I took a break from my fireworks nervous dogs today to see the region’s largest U.S. Flag at Tacoma Screw, 2001 Center Street. It weighs 150 pounds and is the largest U.S. flag west of Wisconsin and north of Sacramento. The measurements are 80’x40′ and the pole is 180 feet tall, which is 90 feet above the adjacent Highway 16. In comparison, the largest U.S. flag is located in Sheboygan, Wisconsin and is 120’x60′.
Tacoma Screw commissioned the flag as a way to celebrate their 70th year in business and to give back to the community.
It was a little difficult to photograph and to give a sense of the sheer size of the flag. I started at Tacoma Screw and then moved up to Irving Park to capture it from above. The full summer hillside at the edge of the park didn’t provide a full view, but finally some people came by and I had my shot that showed scale (thanks people!).
The Little Free Library #14444 is at 6720 Park Avenue, Tacoma, across the street from Park Avenue School. It is cleverly located in a cheerful red newspaper box, the Seattle Post Intelligencer. Inside there are about almost dozen books. The one that I have read for sure is Amy Tam’s Joy Luck Club, but I’m pretty certain that I’ve also read The Mermaid Chair by Sue Monk Kidd.

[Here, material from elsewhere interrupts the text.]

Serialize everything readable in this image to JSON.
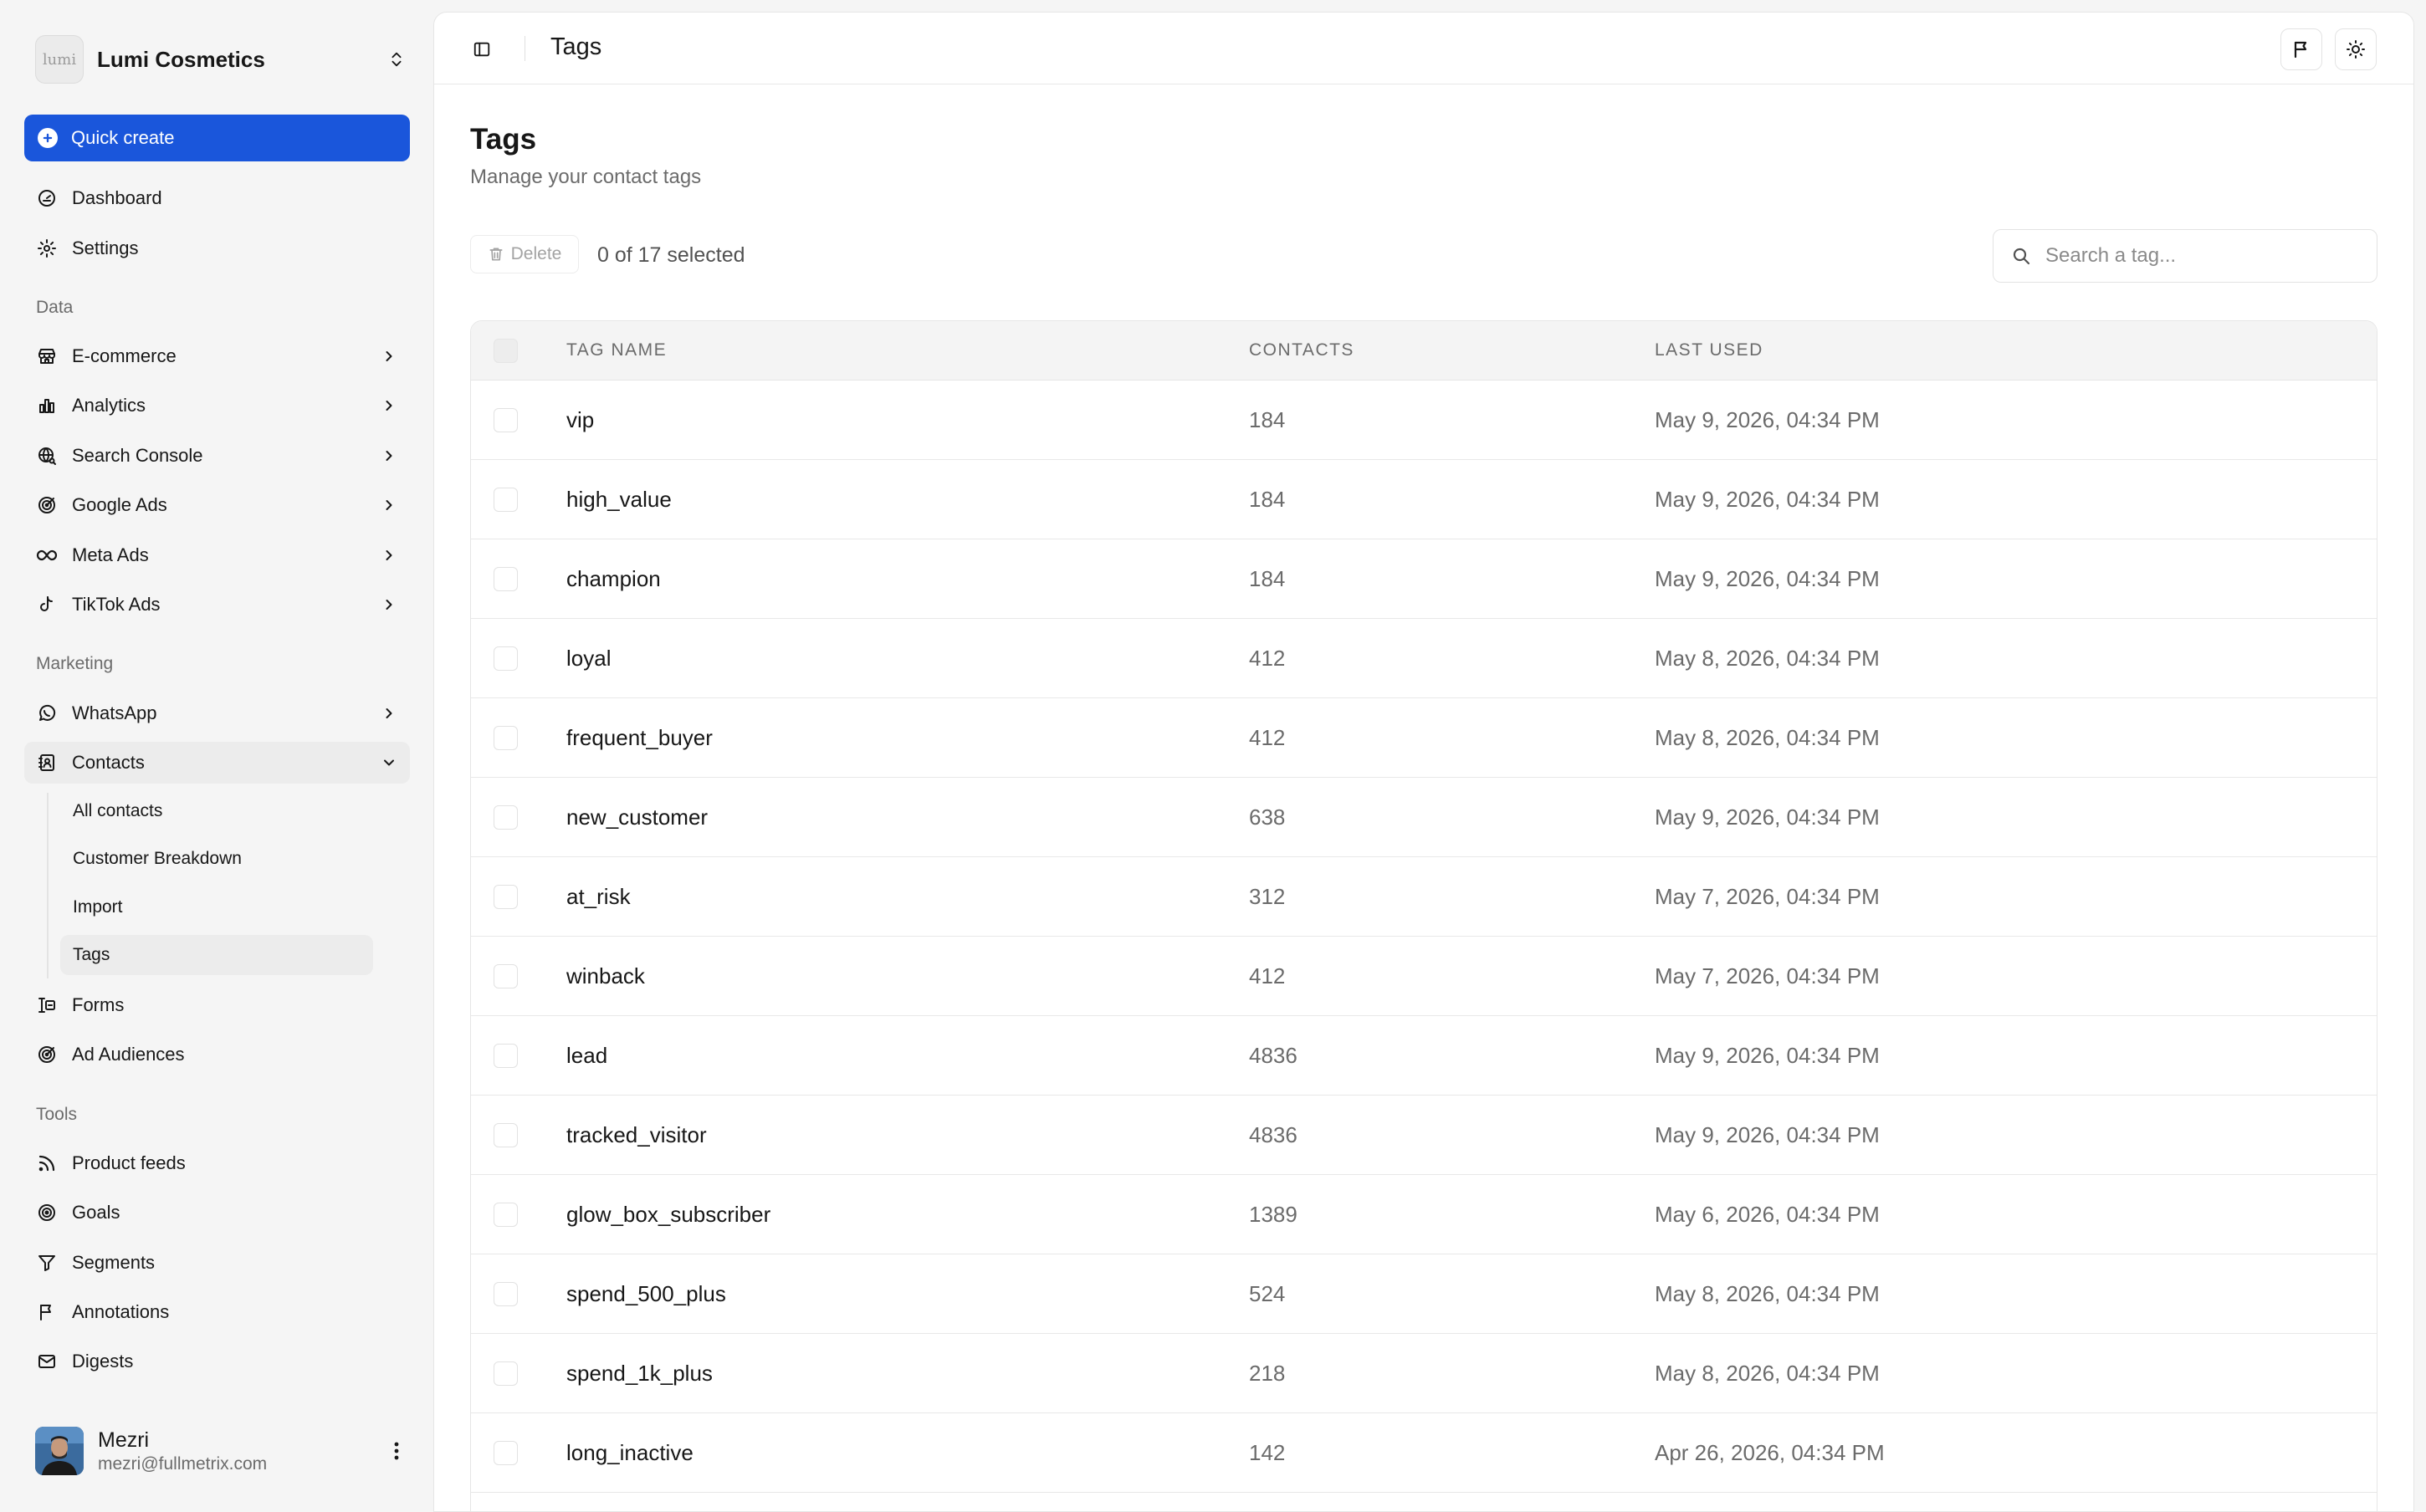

What really stood out with this visit was the sidewalk next to the Little Free Library. There was a small stand with three new food products: Shredded Coconut, Panko Breadcrumbs and How & Sweet Pepper Jelly. I don’t know about the coconut, but the other two items were from Trader Joe’s. Those three ingredients can pretty much be used to make Coconut Chicken with Sweet Chili Dipping Sauce. Well, ok then. One does wonder why. They are obviously available for the taking and certainly quality ingredients. And I can see why the milk and chicken wasn’t included, it being hot and all. I guess it will remain a mystery and mysteries are good.
While walking through the Tacoma Place Shopping Center Parking Lot at 1901 South 72nd, I discovered this stupendous Star Wars family car decal. It features a Boba Fett dad, a Princess Leia mom and daughter, an Ewok son and a R2D2 dog. That’s my best guess.
WooHoo! Two Little Free Libraries in a row. Tacoma has a couple of dozen Little Free Libraries which were part of the Little Free Library Project. This Little Free Library was created by a grandfather/granddaughter team is located on the south side of N. 22nd between North Hudson Street and North Ferdinand Street.
This “Little Free Library” is unusual in that it has a two toned blue paint job and some kind of sports boards attached to the side. Inside there are over a dozen books.
Little Free Libraries is part of a community movement which offers free books. When I considered my first Little Free Library in November 2012, a Wikipedia article informed me that there were over 200 of these libraries. There are now over 15,000! Each of the libraries is registered and can be located by their GPS coordinates. Per the November 2012 website:
To promote literacy and the love of reading by building free book exchanges worldwide.
To build a sense of community as we share skills, creativity, and wisdom across generations
To build more than 2,510 libraries around the world – more than Andrew Carnegie–and then more. (yes, they made that one!)